A rich diversity characterizes the University faculty (312 full-time and 102 part-time professors), but they share important skills and attitudes as well. Educated at leading research universities, they are competent in their fields. They care about students, an attitude made visible by the frequent individual consultations they invite. Above all, they enjoy teaching and believe that their work enriches not only their students’ but their own lives. At Valparaiso University there are no teaching assistants; senior faculty members and newcomers alike can be found teaching introductory and advanced courses. The University embodies in its faculty an ideal of the teacher-scholar, one who recognizes that teaching is based on continuing scholarship.
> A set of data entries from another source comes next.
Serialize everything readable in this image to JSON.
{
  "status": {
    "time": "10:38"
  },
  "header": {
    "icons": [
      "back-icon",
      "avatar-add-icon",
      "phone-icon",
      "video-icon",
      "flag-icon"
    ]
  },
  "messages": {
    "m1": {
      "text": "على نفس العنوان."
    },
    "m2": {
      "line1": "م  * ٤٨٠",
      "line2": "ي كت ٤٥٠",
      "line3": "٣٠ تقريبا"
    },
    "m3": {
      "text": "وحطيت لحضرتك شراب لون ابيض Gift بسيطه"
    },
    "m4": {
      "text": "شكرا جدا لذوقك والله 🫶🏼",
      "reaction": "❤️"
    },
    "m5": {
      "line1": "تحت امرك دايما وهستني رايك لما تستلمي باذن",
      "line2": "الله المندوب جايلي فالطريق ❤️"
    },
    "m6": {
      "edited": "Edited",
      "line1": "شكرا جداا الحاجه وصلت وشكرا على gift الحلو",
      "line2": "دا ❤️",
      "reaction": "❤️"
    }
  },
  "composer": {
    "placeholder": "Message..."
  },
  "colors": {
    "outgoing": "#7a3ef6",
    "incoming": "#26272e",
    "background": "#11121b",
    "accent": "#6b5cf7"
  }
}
Many members of the faculty have achieved significant reputations in their particular fields and are pursuing, with marked success, grants from government and private foundations to promote research and improve instruction. In addition to The Cresset, a periodical review of literature, the arts and public affairs, published by the University, faculty edit from the campus two other national learned journals.
University governance, too, reflects campus-wide involvement. Through the University Council, composed of faculty, students, administrators, and staff, students share in the development of University policy, including academic programs. Final responsibility for all academic programs, especially those which require certification, is vested in the faculty.
The modest size of the University, its organization into five small undergraduate colleges, and a school of graduate studies and continuing education, and especially the strong personal commitment of the faculty enhance its teaching effectiveness. In a school like this, with its concentrated residential focus and the immediate relationships it fosters between faculty and students, educational life is more vital and more intense than would be possible at massive institutions or at commuter colleges. Valparaiso University consciously fosters this tradition in the selection of both its students and its faculty and in the development of its educational programs.